The recent political conflicts involving the UK and Russia highlight how interconnected the world is. Hundreds of years ago, an armed response was a common response to any political misunderstanding, however, the current scenario today, in which economic and political interests are highly valued almost as highly as human lives, has taken risk management to another level. As the Prussian General Clausewitz's said "war is a continuation of politics by other means.
Theresa May’s assertion that it is highly likely the Russian state has allegedly committed an act of aggression by poisoning the double agent Sergei Skripal plunges Anglo-Russian relations into their worst state since the cruise missile crisis in the 1980s. The geopolitical sphere, in the context of Brexit and Donald Trump’s ambivalence towards Putin, sets a diplomatic challenge for the Foreign Office; the UK has long been the anti-Russian outrider in Europe, and Johnson’s meeting with Russian foreign minister, Sergei Lavrov, in Moscow in December achieved little. So the poisoning of a Russian double agent in a British cathedral city makes fascinating reading for European nations, but many Western politicians will be guided by bigger strategic choices including relations over Syria, Iran, Ukraine and, most importantly, commerce.
When dealing with the Kremlin, with the potential reaction of any action taken into account, there are three measures on the extremities of the spectrum of options available to Downing Street. First, the UK could designate Russia as a state sponsor of terror; secondly, it could also recommend Russian banks are cut off from Swift, the system behind international financial transactions (some Russian banks linked to Iran have already been cut off from the system, for instance). This, therefore, might weaken Russia’s ability to trade internationally, though Russian banks have switched to a Russian payment system called SPFS, set up with larger non-G7 countries. Thirdly, among Mrs May’s other options to hit back, introducing the so-called Magnitsky legislation, similar to that in the US, would enable the UK government to freeze assets and withhold visas from Russians accused of rights abuses.
In Europe, however, despite immediate support from France, Germany seems to be more cautious. The German chancellor, Angela Merkel, was attacked by the far-right AfD, the biggest opposition party, over Berlin’s decision to expel four Russian diplomats. Alexander Gauland, the co-leader of the party, said: “Germany has nothing to win and much to lose if it lets itself be drawn into a new cold war by rabble-rousers and if it wilfully blocks diplomatic channels.” This response, therefore, highlights the geopolitical impacts of any responses leaders might have. In an ever-increasing connected world, from an economic point of view, hurting relations with Russia at this point might not be in the best interest – especially for the UK, having recently voted out of the EU.
The economic scenario, thus, looks equally delicate. A standoff over a poison gas attack on a rebel-held suburb of Damascus, in the last weeks, has since spiralled into the most dangerous confrontation between the USA and Russia, driven by Vladimir Putin’s uncompromising backing for the Assad regime in Damascus and the volatility of the US president.
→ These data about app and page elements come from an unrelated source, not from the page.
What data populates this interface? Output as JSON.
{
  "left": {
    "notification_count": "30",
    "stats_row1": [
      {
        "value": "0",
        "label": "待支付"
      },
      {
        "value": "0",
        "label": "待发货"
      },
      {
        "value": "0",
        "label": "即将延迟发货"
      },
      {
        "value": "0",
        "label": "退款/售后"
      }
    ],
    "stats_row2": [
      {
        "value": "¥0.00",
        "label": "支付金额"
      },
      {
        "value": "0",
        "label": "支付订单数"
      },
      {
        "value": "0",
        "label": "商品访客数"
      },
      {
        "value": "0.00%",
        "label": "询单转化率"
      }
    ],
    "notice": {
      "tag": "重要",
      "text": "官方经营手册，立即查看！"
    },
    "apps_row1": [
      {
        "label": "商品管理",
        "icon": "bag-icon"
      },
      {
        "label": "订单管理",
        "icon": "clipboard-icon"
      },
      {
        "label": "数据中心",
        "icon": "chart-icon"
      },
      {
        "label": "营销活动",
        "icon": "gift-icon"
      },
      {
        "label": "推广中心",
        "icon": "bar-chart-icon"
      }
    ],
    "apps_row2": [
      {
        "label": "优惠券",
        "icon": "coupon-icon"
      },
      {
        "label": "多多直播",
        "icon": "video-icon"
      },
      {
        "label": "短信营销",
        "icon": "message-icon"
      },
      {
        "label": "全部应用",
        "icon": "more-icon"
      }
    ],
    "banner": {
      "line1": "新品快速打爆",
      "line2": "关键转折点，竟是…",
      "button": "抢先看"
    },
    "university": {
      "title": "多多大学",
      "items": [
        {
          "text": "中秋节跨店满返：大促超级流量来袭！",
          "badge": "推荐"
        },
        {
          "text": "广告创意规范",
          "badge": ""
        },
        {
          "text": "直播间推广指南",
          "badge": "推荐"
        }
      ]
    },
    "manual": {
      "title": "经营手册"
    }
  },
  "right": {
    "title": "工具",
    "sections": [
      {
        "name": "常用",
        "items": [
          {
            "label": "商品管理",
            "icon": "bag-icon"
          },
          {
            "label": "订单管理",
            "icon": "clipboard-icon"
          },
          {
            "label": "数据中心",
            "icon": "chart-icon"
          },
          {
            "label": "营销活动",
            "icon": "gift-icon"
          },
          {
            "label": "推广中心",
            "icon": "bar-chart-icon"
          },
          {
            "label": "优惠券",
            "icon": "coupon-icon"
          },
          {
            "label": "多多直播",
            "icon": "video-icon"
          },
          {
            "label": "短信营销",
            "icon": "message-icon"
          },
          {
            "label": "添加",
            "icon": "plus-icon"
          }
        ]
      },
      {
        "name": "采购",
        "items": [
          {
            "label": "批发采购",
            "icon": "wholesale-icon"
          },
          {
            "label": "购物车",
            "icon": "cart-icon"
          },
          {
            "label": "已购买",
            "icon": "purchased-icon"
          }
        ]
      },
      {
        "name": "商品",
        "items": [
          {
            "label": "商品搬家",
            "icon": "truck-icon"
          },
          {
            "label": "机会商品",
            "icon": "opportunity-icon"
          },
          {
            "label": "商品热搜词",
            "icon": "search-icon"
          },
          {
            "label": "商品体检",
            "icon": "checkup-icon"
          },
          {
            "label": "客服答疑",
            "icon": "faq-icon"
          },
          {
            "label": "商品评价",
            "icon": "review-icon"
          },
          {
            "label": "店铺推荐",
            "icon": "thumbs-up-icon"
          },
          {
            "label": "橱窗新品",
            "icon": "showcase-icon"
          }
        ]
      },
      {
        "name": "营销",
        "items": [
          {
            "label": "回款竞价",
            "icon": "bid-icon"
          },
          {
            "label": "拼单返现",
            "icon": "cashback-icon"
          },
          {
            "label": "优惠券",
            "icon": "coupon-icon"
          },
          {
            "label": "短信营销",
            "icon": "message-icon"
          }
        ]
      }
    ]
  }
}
Reinforcing her strong disapproval of chemical weapons, May was quick in letting Trump know he has full support from the UK in this cause. Though this was evidently expected, it clearly deepens, even more, the current sour relations with the Russians.
For instance, it wasn’t long ago that Russia’s Gazprom had one of the biggest energy trading teams in the City. But soon the gas giant will announce plans to pull out of the West, in a gesture loaded with menace. Freezing Siberian storms and even frostier relations with the Kremlin have left Europe pondering its co-dependent relationship with Russia in which both are bound by an economic addiction to fossil fuels. Russia supplies a third of Europe’s gas, and the flexing of energy market muscle is a consistent tactic in the country’s geopolitical playbook, and this could prove to be an even more important card that Putin could play potentially in the light of recent events. Furthermore, concerns are mounting that new EU rules to limit the amount of toxin in fertilisers will also give Russia an “effective monopoly” over the market and power over European food supply.
Therefore, despite of the risk of a war thanks to the recent incidents regarding the poisoning of the Russian agent, later intensified by the UK’s support to the USA in Damascus, the economic impacts we are likely to experience should not be underestimated. In an interconnected world, in which every decision has an even bigger consequence (a butterfly effect), risk management has never been so relevant. After all, the UK’s response to Skripal, paired with Trump’s approach to the Syrian situation, might reshape the market in Europe and in the world.
To conclude, even though it is still uncertain as to what the next chapters will bring, an economic response looks more likely than a physical one – and the market should be aware of that. If the Kremlin decides to play with their gas prices or make use of its monopoly of fertilisers as weapons in this conflict, this could bring about impacts much bigger than the political scenarios, which are currently receiving more attention from the press. After all, interfering directly in the buying power of the UK citizens could deepen even more the post-Brexit economic scenario, affecting not only the local market but also ordinary people’s day-to-day lives.